Concepts and Categories - Foundations for Sociological and Cultural Analysis
Publisher: Columbia University Press
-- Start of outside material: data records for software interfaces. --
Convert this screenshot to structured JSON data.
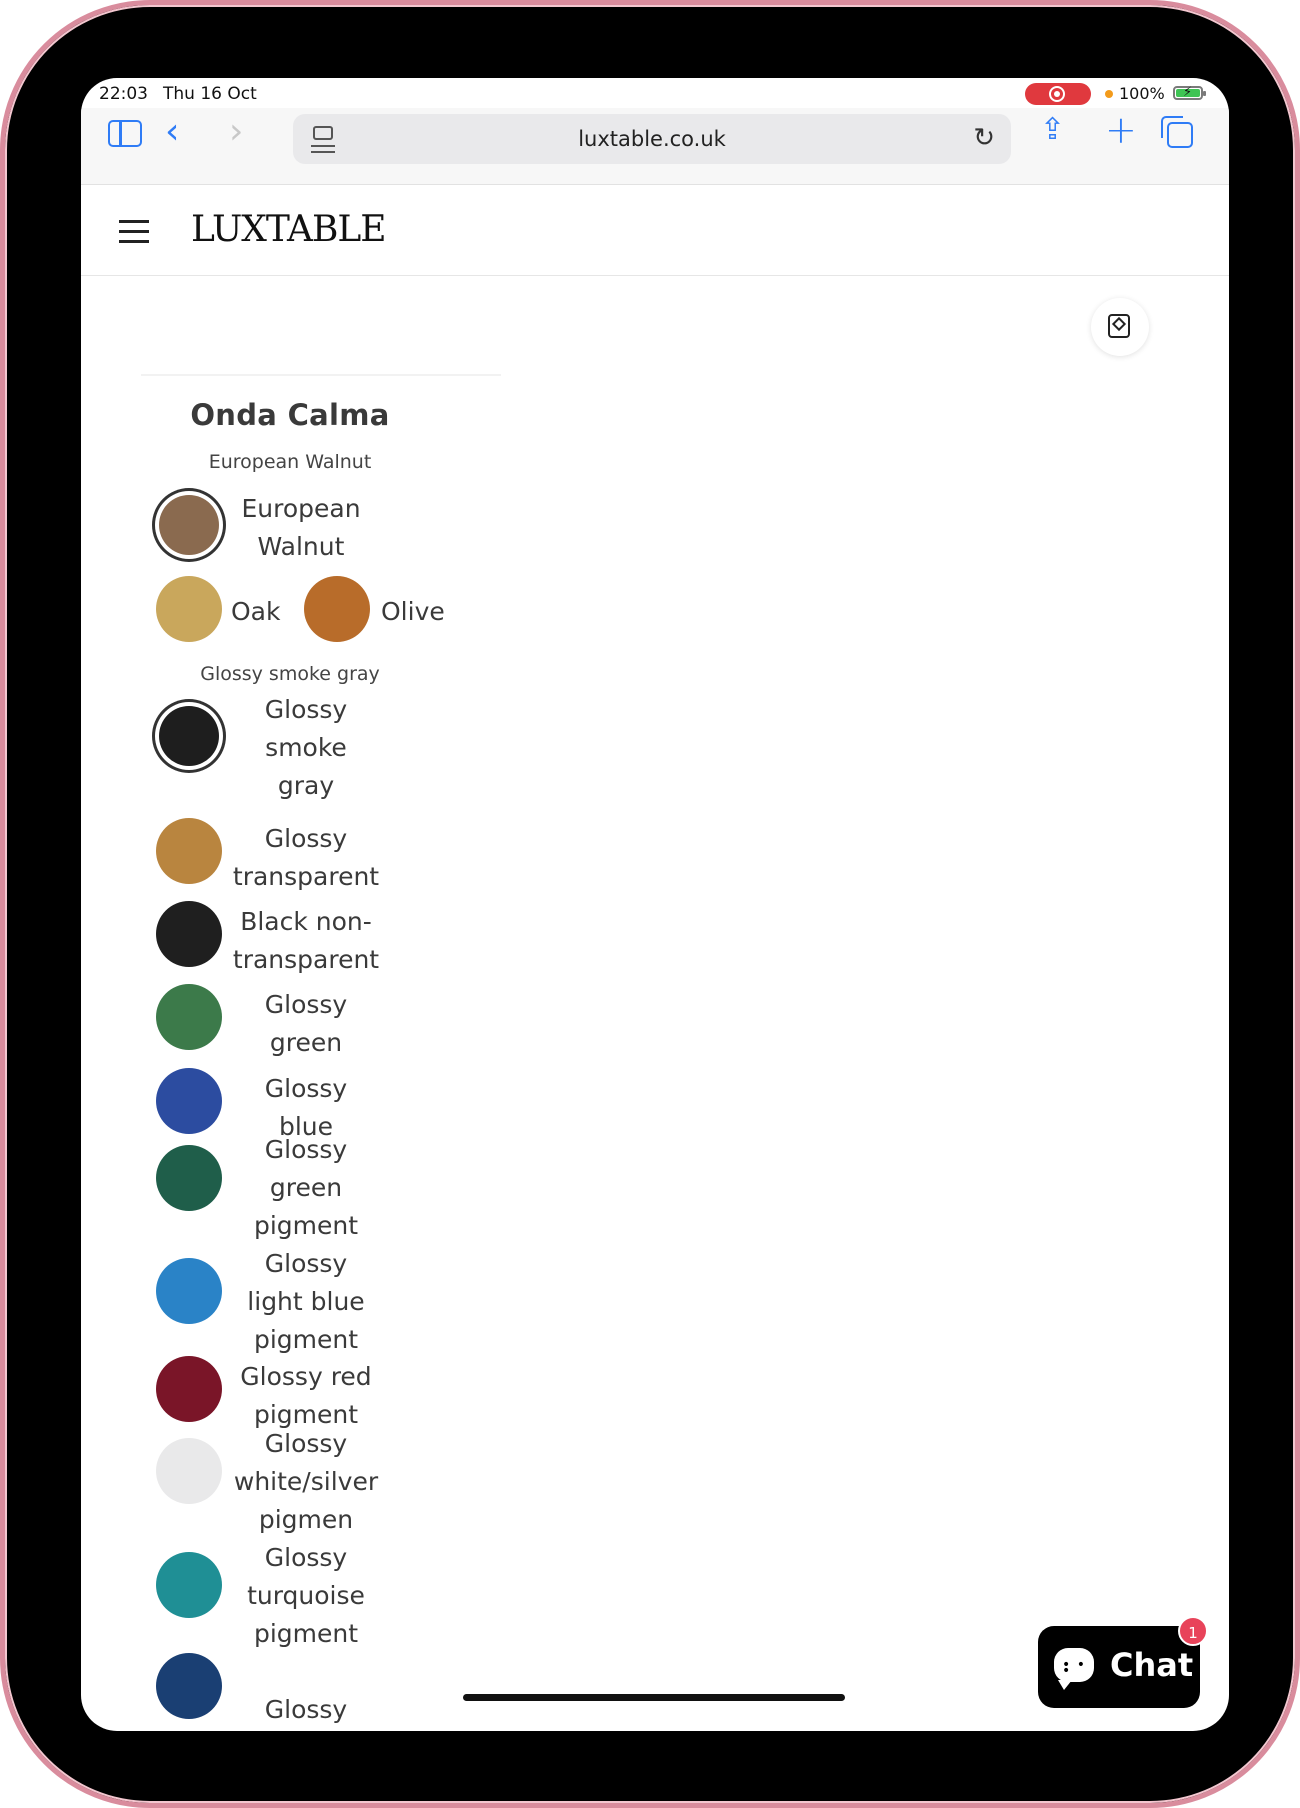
{
  "status_bar": {
    "time": "22:03",
    "date": "Thu 16 Oct",
    "battery": "100%"
  },
  "browser": {
    "url": "luxtable.co.uk"
  },
  "site": {
    "logo": "LUXTABLE"
  },
  "product": {
    "title": "Onda Calma",
    "wood_group_label": "European Walnut",
    "wood_options": [
      {
        "label_lines": [
          "European",
          "Walnut"
        ],
        "selected": true,
        "color": "#8a6a4f"
      },
      {
        "label_lines": [
          "Oak"
        ],
        "selected": false,
        "color": "#c9a75c"
      },
      {
        "label_lines": [
          "Olive"
        ],
        "selected": false,
        "color": "#b86c2a"
      }
    ],
    "finish_group_label": "Glossy smoke gray",
    "finish_options": [
      {
        "label_lines": [
          "Glossy",
          "smoke",
          "gray"
        ],
        "selected": true,
        "color": "#1e1e1e"
      },
      {
        "label_lines": [
          "Glossy",
          "transparent"
        ],
        "selected": false,
        "color": "#b9853f"
      },
      {
        "label_lines": [
          "Black non-",
          "transparent"
        ],
        "selected": false,
        "color": "#1f1f1f"
      },
      {
        "label_lines": [
          "Glossy",
          "green"
        ],
        "selected": false,
        "color": "#3c7a4a"
      },
      {
        "label_lines": [
          "Glossy",
          "blue"
        ],
        "selected": false,
        "color": "#2c4ca0"
      },
      {
        "label_lines": [
          "Glossy",
          "green",
          "pigment"
        ],
        "selected": false,
        "color": "#1f5e4a"
      },
      {
        "label_lines": [
          "Glossy",
          "light blue",
          "pigment"
        ],
        "selected": false,
        "color": "#2a83c7"
      },
      {
        "label_lines": [
          "Glossy red",
          "pigment"
        ],
        "selected": false,
        "color": "#7a1528"
      },
      {
        "label_lines": [
          "Glossy",
          "white/silver",
          "pigmen"
        ],
        "selected": false,
        "color": "#e9e9ea"
      },
      {
        "label_lines": [
          "Glossy",
          "turquoise",
          "pigment"
        ],
        "selected": false,
        "color": "#1f8f95"
      },
      {
        "label_lines": [
          "Glossy"
        ],
        "selected": false,
        "color": "#1a3f73"
      }
    ]
  },
  "chat": {
    "label": "Chat",
    "badge": "1"
  }
}
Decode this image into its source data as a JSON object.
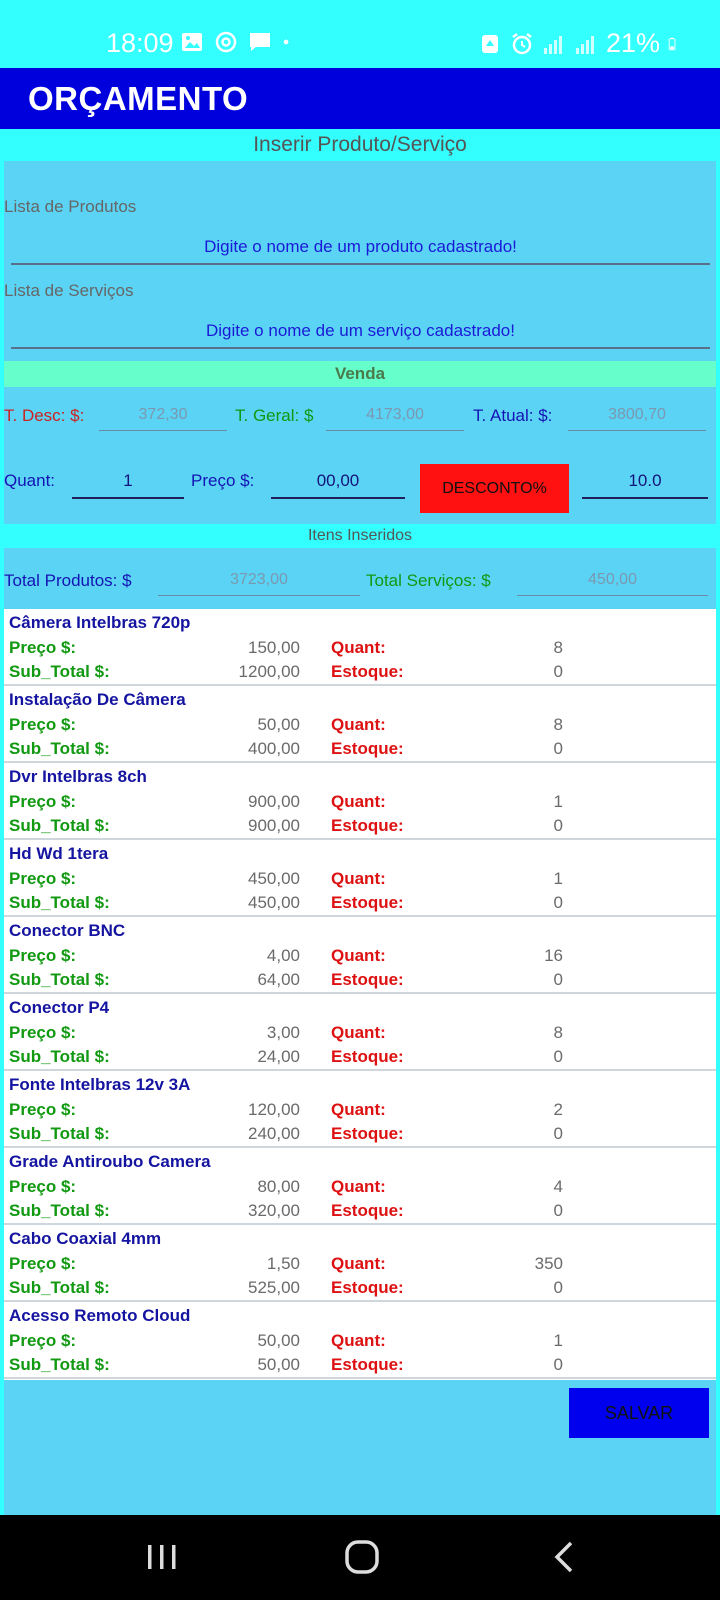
{
  "status": {
    "time": "18:09",
    "battery": "21%"
  },
  "appbar": {
    "title": "ORÇAMENTO"
  },
  "insert_header": "Inserir Produto/Serviço",
  "products": {
    "label": "Lista de Produtos",
    "placeholder": "Digite o nome de um produto cadastrado!"
  },
  "services": {
    "label": "Lista de Serviços",
    "placeholder": "Digite o nome de um serviço cadastrado!"
  },
  "venda_header": "Venda",
  "totals": {
    "desc_label": "T. Desc: $:",
    "desc_value": "372,30",
    "geral_label": "T. Geral: $",
    "geral_value": "4173,00",
    "atual_label": "T. Atual: $:",
    "atual_value": "3800,70"
  },
  "entry": {
    "quant_label": "Quant:",
    "quant_value": "1",
    "preco_label": "Preço $:",
    "preco_value": "00,00",
    "desconto_button": "DESCONTO%",
    "desconto_value": "10.0"
  },
  "itens_header": "Itens Inseridos",
  "summary": {
    "produtos_label": "Total Produtos: $",
    "produtos_value": "3723,00",
    "servicos_label": "Total Serviços: $",
    "servicos_value": "450,00"
  },
  "item_labels": {
    "preco": "Preço $:",
    "subtotal": "Sub_Total $:",
    "quant": "Quant:",
    "estoque": "Estoque:"
  },
  "items": [
    {
      "name": "Câmera Intelbras 720p",
      "preco": "150,00",
      "subtotal": "1200,00",
      "quant": "8",
      "estoque": "0"
    },
    {
      "name": "Instalação De Câmera",
      "preco": "50,00",
      "subtotal": "400,00",
      "quant": "8",
      "estoque": "0"
    },
    {
      "name": "Dvr Intelbras 8ch",
      "preco": "900,00",
      "subtotal": "900,00",
      "quant": "1",
      "estoque": "0"
    },
    {
      "name": "Hd Wd 1tera",
      "preco": "450,00",
      "subtotal": "450,00",
      "quant": "1",
      "estoque": "0"
    },
    {
      "name": "Conector BNC",
      "preco": "4,00",
      "subtotal": "64,00",
      "quant": "16",
      "estoque": "0"
    },
    {
      "name": "Conector P4",
      "preco": "3,00",
      "subtotal": "24,00",
      "quant": "8",
      "estoque": "0"
    },
    {
      "name": "Fonte Intelbras 12v 3A",
      "preco": "120,00",
      "subtotal": "240,00",
      "quant": "2",
      "estoque": "0"
    },
    {
      "name": "Grade Antiroubo Camera",
      "preco": "80,00",
      "subtotal": "320,00",
      "quant": "4",
      "estoque": "0"
    },
    {
      "name": "Cabo Coaxial 4mm",
      "preco": "1,50",
      "subtotal": "525,00",
      "quant": "350",
      "estoque": "0"
    },
    {
      "name": "Acesso Remoto Cloud",
      "preco": "50,00",
      "subtotal": "50,00",
      "quant": "1",
      "estoque": "0"
    }
  ],
  "save_button": "SALVAR",
  "icons": {
    "status_left": [
      "gallery-icon",
      "sync-icon",
      "message-icon",
      "dot-icon"
    ],
    "status_right": [
      "recycle-icon",
      "alarm-icon",
      "signal-icon",
      "signal-icon",
      "battery-icon"
    ],
    "nav": [
      "recents-icon",
      "home-icon",
      "back-icon"
    ]
  },
  "colors": {
    "accent": "#0000dd",
    "background": "#5bd3f5",
    "header": "#33ffff",
    "discount": "#ff1111"
  }
}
Why do people like books, music, or movies that adhere consistently to genre conventions? Why is it hard for politicians to take positions that cross ideological boundaries? Why do we have dramatically different expectations of companies that are categorized as social media platforms as opposed to news media sites? The answers to these questions require an understanding of how people use basic concepts in their everyday lives to give meaning to objects, other people, and social situations and actions.In this book, a team of sociologists presents a groundbreaking model of concepts and categorization that can guide sociological and cultural analysis of a wide variety of social situations. Drawing on research in various fields, including cognitive science, computational linguistics, and psychology, the book develops an innovative view of concepts. It argues that concepts have meanings that are probabilistic rather than sharp, occupying fuzzy, overlapping positions in a “conceptual space.” Measurements of distances in this space reveal our mental representations of categories. Using this model, important yet commonplace phenomena such as our routine buying decisions can be quantified in terms of the cognitive distance between concepts. Concepts and Categories provides an essential set of formal theoretical tools and illustrates their application using an eclectic set of methodologies, from micro-level controlled experiments to macro-level language processing. It illuminates how explicit attention to concepts and categories can give us a new understanding of everyday situations and interactions.